I assume you are referring to the difference in spelling between 1st and 2nd person singular vs. plural. present tense.
Sometimes irregularities are the result of foreign influences on the language. In many nations the elites spoke a language different from the domestic population, so outside influences would gain undue usage.
To take an example from English, after the Norman conquest many French language constructions were imposed onto the locals. During periods of Catholic Church ascendancy, this was reinforced by the clergy especially w.r.t. to the use of Latin structures. Where the popular English language roots used suffixes to indicate person and tense, Latin used internal changes to the letters comprising a word.
Where English speakers of the time might say I build present tense, I builded past tense, the elites wanted it changed internally to the more elegant I build present, I built past. Much more recently the use of the latinate structure was imposed onto the English language in the case of the wind blows present, the wind blowed past which was directed to be changed to the wind blows present, the wind blew past. The people that mattered in society made it clear that anybody who used the term the wind blowed were childish, simpletons or illiterate oafs.
At the same time they tried to change I wash present, I washed past to I wash present, I wesh past. They didn't succeed. Just by looking at it I wonder if the same process wasn't in play in the development of the conjugation of mourir. But, then again, maybe not. Perhaps it was just regional influences creating a compromise between two ways of spelling.

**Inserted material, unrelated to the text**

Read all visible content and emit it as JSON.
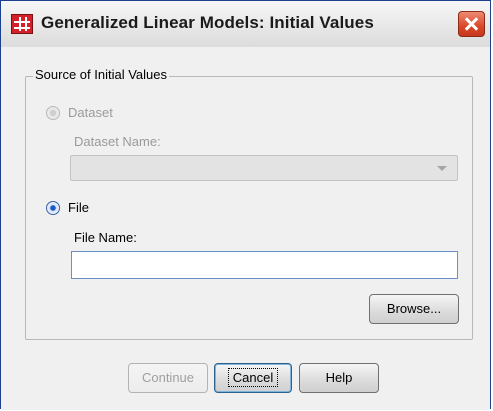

Regardless, as percyflage posts, from the point of view of students, irregular verbs just are and need to be learned that way. Notice I used the anglo-saxon learned and not the latinate learnt. I also use the anglo spelled instead of spelt. I believe you are British so I'm guessing you will understand what I mean when I write.....You know, 1066 and all that...

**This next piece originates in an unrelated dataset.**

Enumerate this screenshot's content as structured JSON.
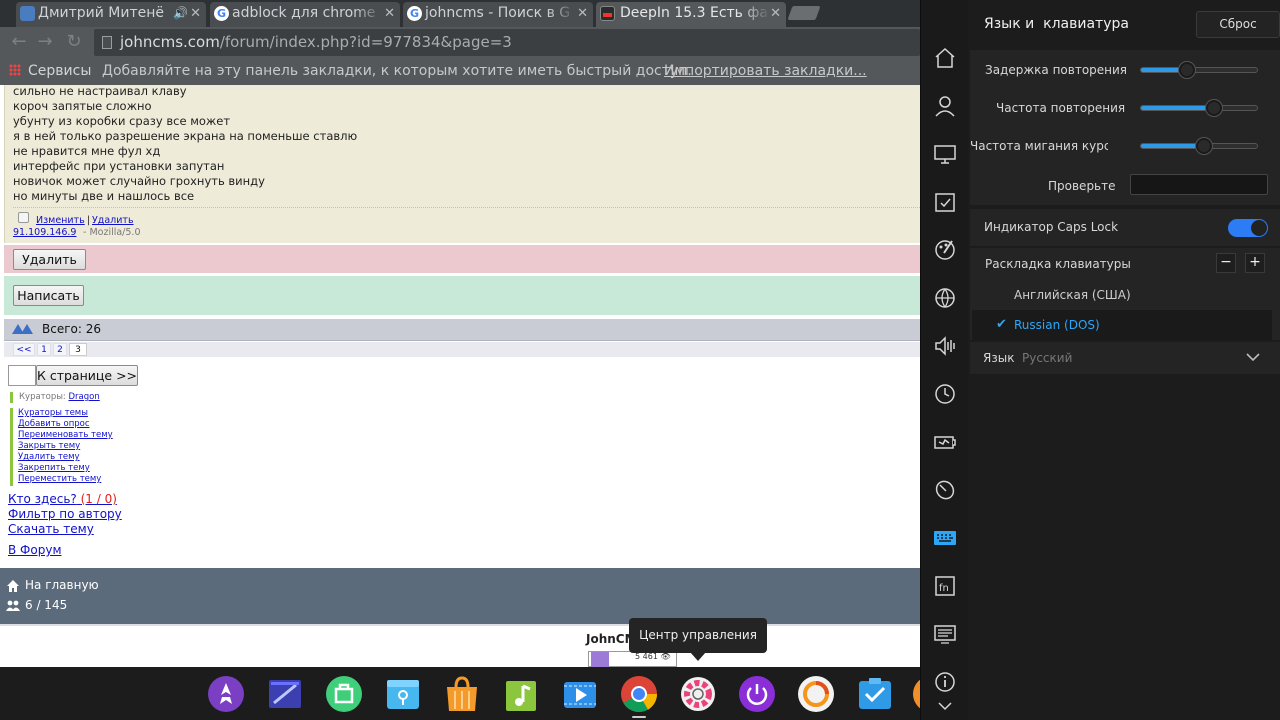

oh, I can't really, or at least I don't know if we can do that. I just can go to the threads where I have commented, like this one (I receive a mail if someone comments). What I meant with "here" was that I usually read the discussions of almost every exersice, sometimes people's comments are funny =)
That reminds me of an old movie I saw on TV some years ago, starring Audrey Hepburn. In the movie, the setting was WW1 and she and another guy were going on a boat and got caught by the Germans, who were going to hang them. She asked the German captain, " Would you please hang us together." Then the man said to the German captain, "Could you marry us first, before you hang us. It'd only take a minute and it'd mean a lot to the lady."
While the German was marrying them, the bomb they had set up, rammed into the German boat and blew it up and they escaped.